EXERCISE REQUIREMENTS:
Restate each of the lines below word for word and drop every picture.

Top of RECORD EXCERPTS

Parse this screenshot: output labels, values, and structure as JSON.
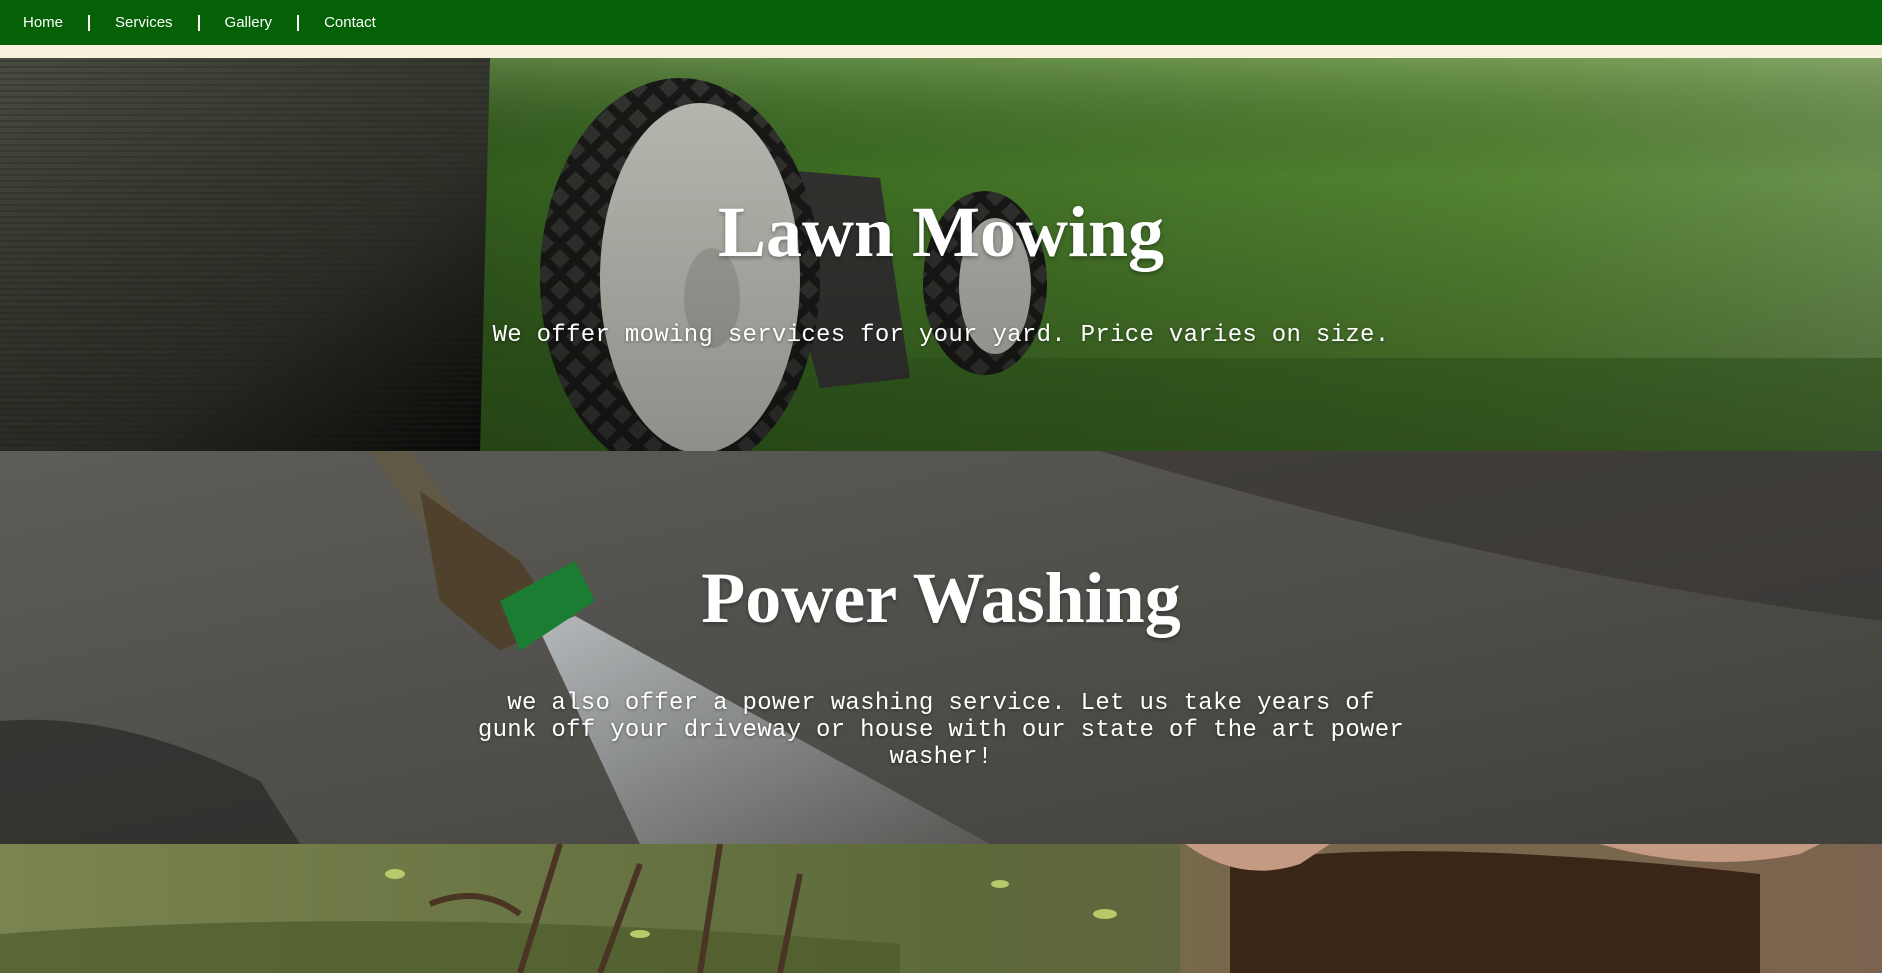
{
  "nav": {
    "items": [
      {
        "label": "Home"
      },
      {
        "label": "Services"
      },
      {
        "label": "Gallery"
      },
      {
        "label": "Contact"
      }
    ]
  },
  "sections": [
    {
      "title": "Lawn Mowing",
      "description": "We offer mowing services for your yard. Price varies on size."
    },
    {
      "title": "Power Washing",
      "description": "we also offer a power washing service. Let us take years of gunk off your driveway or house with our state of the art power washer!"
    }
  ],
  "colors": {
    "nav_background": "#056105",
    "nav_text": "#ffffff",
    "strip": "#f6f2dc",
    "heading_text": "#ffffff"
  },
  "icons": {
    "nav_separator": "vertical-bar"
  }
}
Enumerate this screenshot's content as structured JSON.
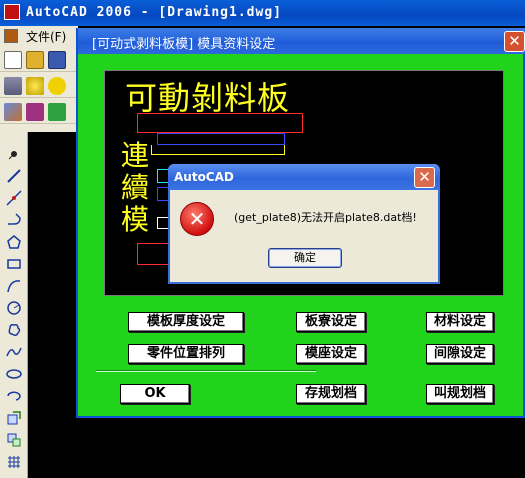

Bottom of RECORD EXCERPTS

YOUR RESPONSE:
Parse this screenshot: output labels, values, and structure as JSON.
{
  "nav": {
    "items": [
      {
        "label": "Home"
      },
      {
        "label": "Services"
      },
      {
        "label": "Gallery"
      },
      {
        "label": "Contact"
      }
    ]
  },
  "sections": [
    {
      "title": "Lawn Mowing",
      "description": "We offer mowing services for your yard. Price varies on size."
    },
    {
      "title": "Power Washing",
      "description": "we also offer a power washing service. Let us take years of gunk off your driveway or house with our state of the art power washer!"
    }
  ],
  "colors": {
    "nav_background": "#056105",
    "nav_text": "#ffffff",
    "strip": "#f6f2dc",
    "heading_text": "#ffffff"
  },
  "icons": {
    "nav_separator": "vertical-bar"
  }
}
Enumerate this screenshot's content as structured JSON.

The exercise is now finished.